In 1998, Ellis had already achieved wild success as a young photographer and had even made a film short that was later nominated for an Academy Award. That's when he decided he needed someone else in his life—"To be at that level in fashion can make you selfish," he told the Sunday Times. "I wanted something to save me from thinking only about myself and work. I wanted a dog."

So he went to a breeder and adopted Kubrick, a Hungarian Viszla puppy. On the first night, "I made the mistake of putting him in my bed," Ellis said. "Of course, he stopped crying and that was it for eight years. I had to get a very big bed. He liked to spoon. He'd make a big end-of-the-day noisy sigh, put his head on the pillow and go to sleep."

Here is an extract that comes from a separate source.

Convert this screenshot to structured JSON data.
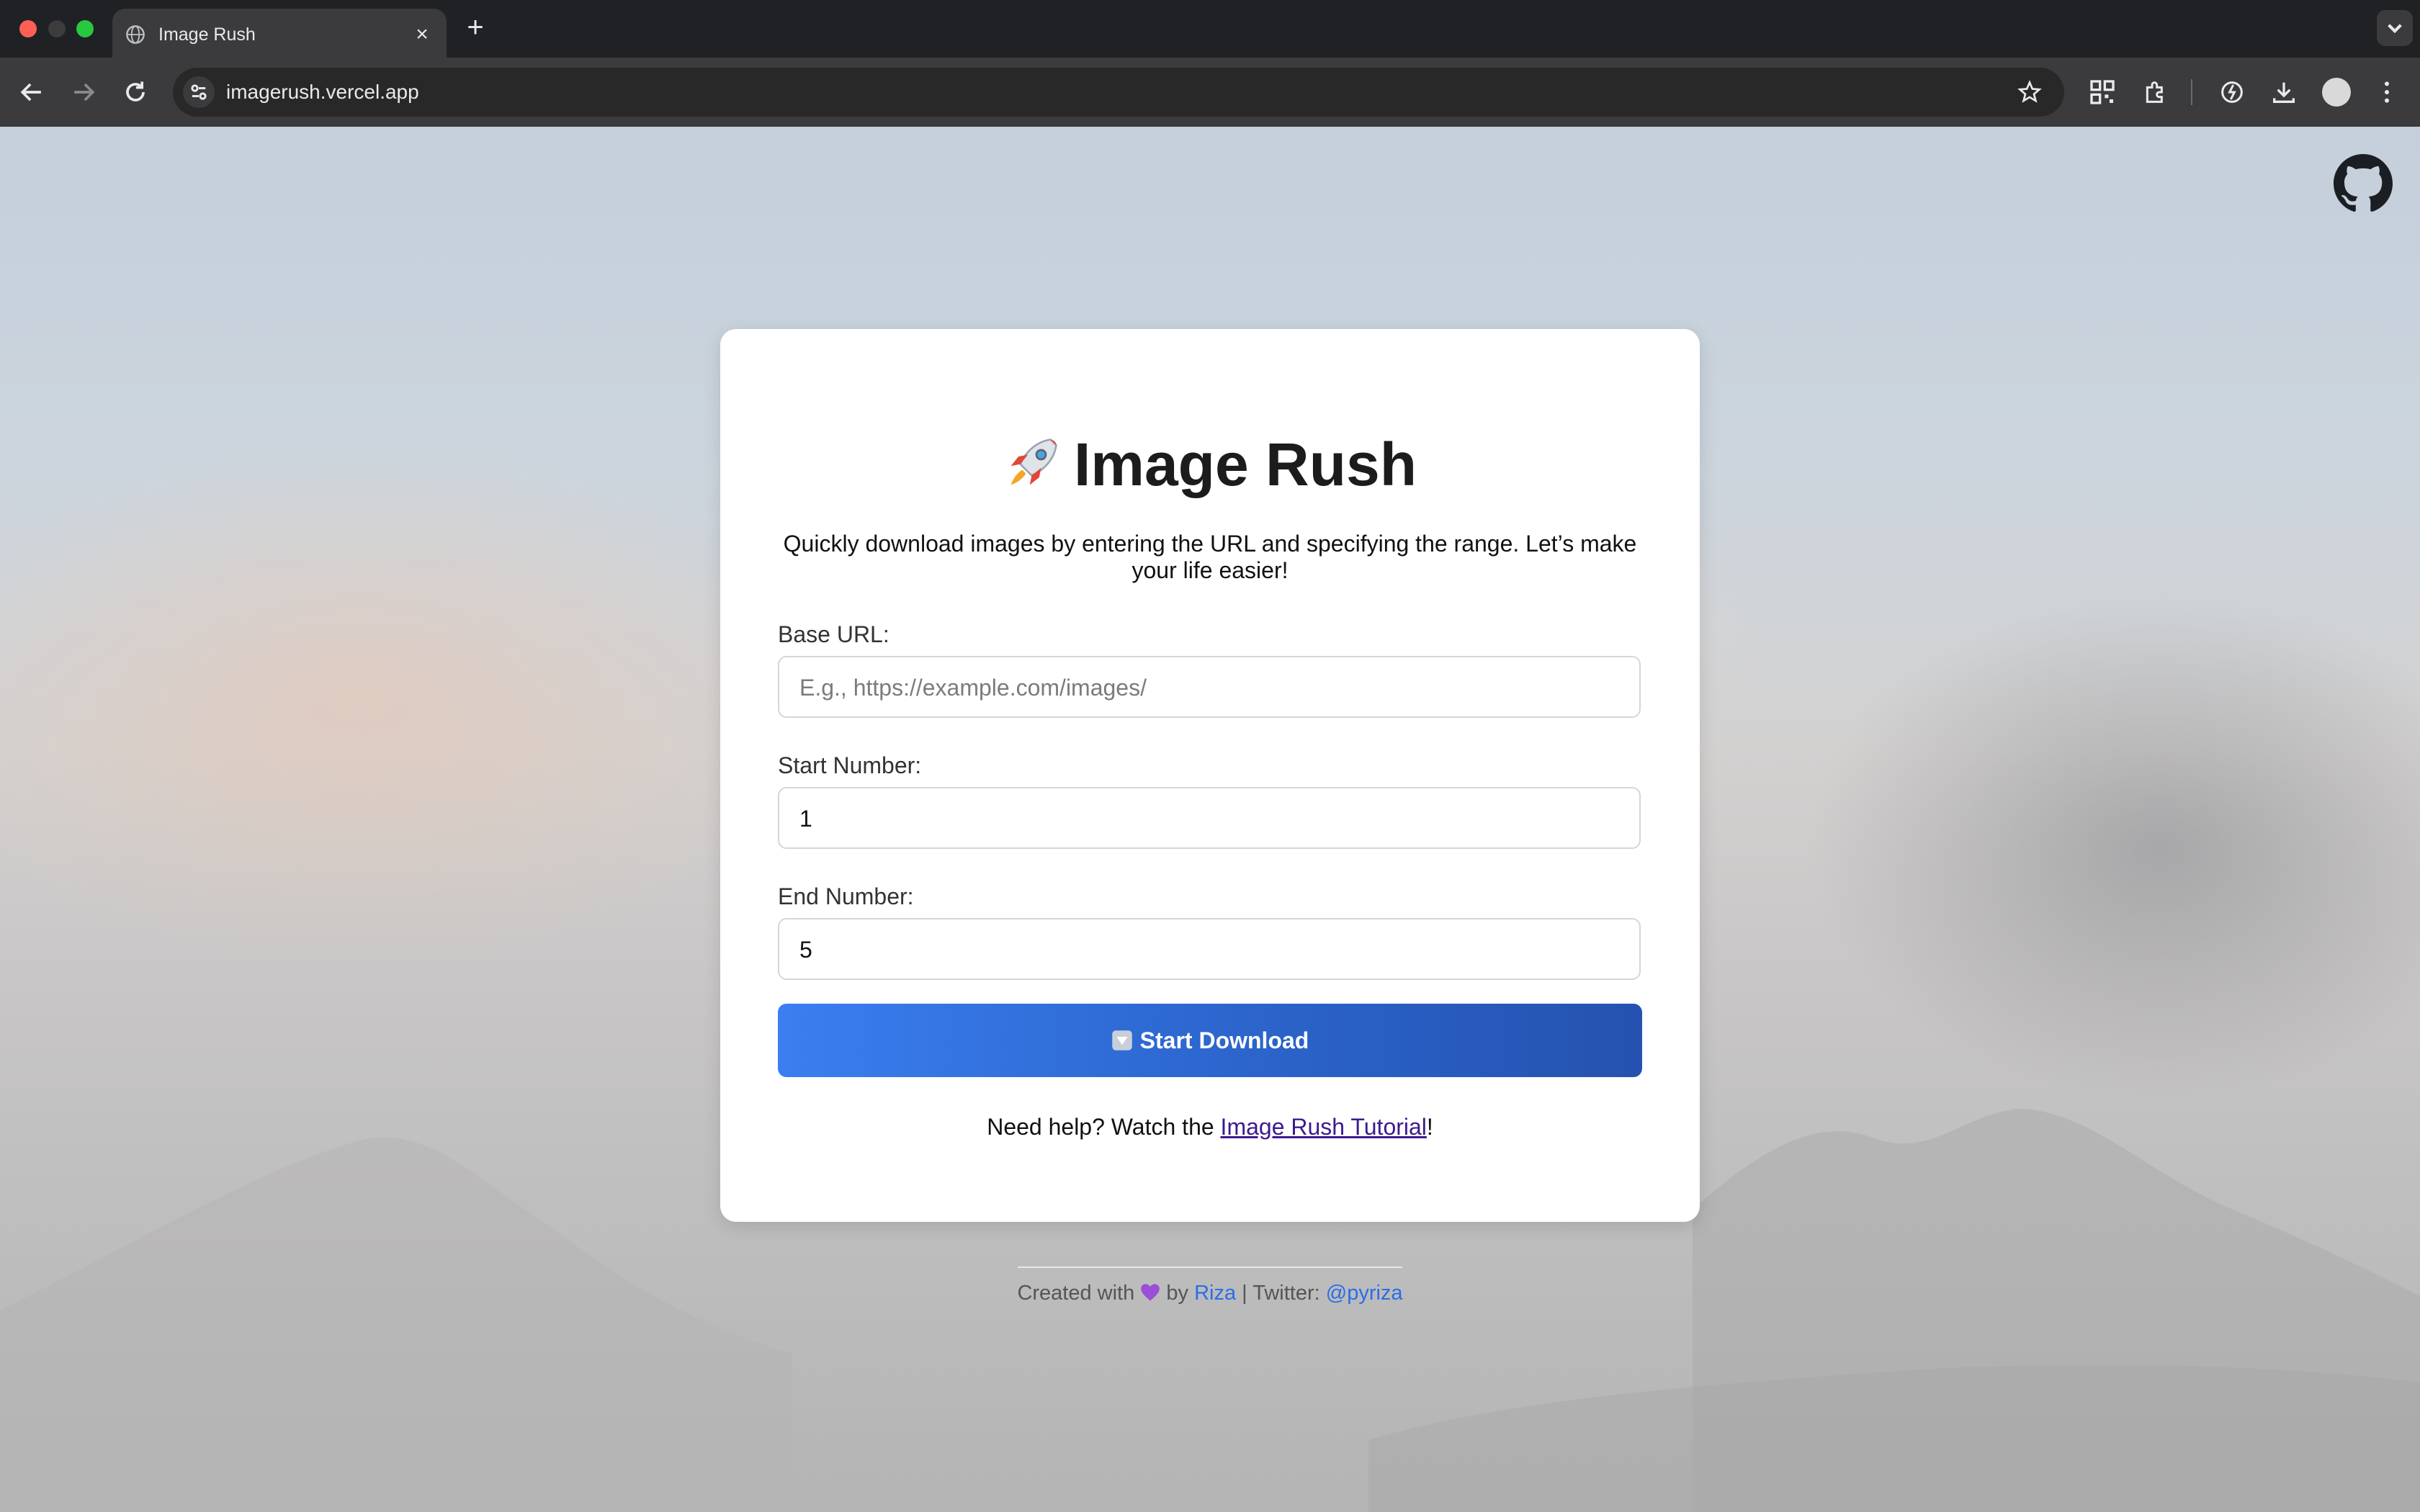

Ellis and Kubrick became great pals. "He was a 'little bugger', as my mum says." Kubrick became a vital accessory to Ellis' career. "A dog on set calms things down—well, apart from the odd occasion when he would jump on the table and eat lunch. I never used him as a prop. He was a poseur, though. He knew the protocol in front of the camera, knew to sit still until he was released."
Years down the line, when Kubrick was diagnosed with lymphatic cancer, and had tumors removed from his tongue and paw, doctors gave him only three months to live.

Kubrick went on to live another 18 months, when he began slowing down and sleeping downstairs. "Kublick had a good mind and a strong heart," Ellis said. "He was still having fun and playing. But I knew there was going to be a time when the pain would be too much and I'd have to make a decision, and that day was coming."

When that day came, Ellis gave him a sausage. "Chomp, chomp, it was gone," he recounts with an affectionate laugh. "We took him over to the fire in my sister's garden, wrapped him in a blanket and he lay down his head. The last bit is still very raw. To have my best friend lying in my arms like a rag doll... I don't remember much, just the pain of it.

"My brother-in-law made him a beautiful coffin. We filled it with his bed, his lead, his favourite toys. There's no gravestone. We just planted a blossom tree."

· Dog days [Sunday Times]
· Kubrick the Dog [Amazon]